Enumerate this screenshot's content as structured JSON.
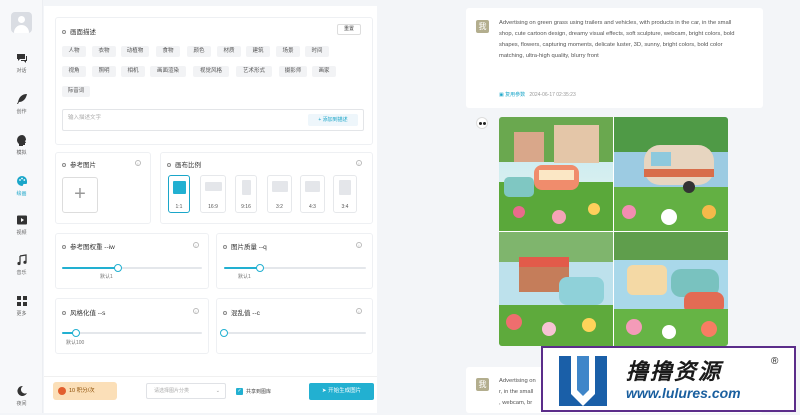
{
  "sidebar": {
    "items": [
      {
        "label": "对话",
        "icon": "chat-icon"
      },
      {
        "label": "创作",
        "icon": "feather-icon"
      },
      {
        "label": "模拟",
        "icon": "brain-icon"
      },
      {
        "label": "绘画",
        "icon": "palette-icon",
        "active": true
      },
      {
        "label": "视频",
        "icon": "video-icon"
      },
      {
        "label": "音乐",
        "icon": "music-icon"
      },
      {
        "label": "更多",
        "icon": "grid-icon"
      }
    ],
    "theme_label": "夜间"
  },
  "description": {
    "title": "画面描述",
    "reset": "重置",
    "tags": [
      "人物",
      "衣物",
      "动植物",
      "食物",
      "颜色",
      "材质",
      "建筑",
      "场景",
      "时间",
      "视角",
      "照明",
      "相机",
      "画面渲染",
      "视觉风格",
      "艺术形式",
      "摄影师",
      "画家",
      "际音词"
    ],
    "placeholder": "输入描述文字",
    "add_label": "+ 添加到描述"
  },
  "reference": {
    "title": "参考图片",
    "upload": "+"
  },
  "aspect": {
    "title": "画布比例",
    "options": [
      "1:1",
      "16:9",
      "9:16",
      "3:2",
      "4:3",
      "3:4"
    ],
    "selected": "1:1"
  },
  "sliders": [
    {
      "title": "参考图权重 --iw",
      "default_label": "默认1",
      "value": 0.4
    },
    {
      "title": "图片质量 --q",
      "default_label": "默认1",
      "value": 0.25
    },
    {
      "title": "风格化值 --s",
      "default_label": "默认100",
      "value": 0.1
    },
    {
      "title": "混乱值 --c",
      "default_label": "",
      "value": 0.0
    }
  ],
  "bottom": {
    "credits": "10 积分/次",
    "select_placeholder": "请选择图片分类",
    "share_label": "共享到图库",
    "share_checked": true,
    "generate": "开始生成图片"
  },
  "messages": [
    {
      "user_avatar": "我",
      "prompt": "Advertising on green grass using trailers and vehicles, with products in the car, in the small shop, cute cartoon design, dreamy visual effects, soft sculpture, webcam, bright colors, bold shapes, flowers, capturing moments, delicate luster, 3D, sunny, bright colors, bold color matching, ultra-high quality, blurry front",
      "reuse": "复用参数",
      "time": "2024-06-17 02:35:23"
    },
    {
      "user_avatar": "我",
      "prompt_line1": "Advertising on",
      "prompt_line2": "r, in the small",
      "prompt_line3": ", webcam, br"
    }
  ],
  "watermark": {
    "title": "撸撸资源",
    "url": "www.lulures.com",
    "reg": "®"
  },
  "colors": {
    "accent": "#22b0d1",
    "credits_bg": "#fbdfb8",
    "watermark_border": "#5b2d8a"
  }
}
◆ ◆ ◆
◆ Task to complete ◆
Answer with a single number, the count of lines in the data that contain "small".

◆ Solution for this exercise ◆
2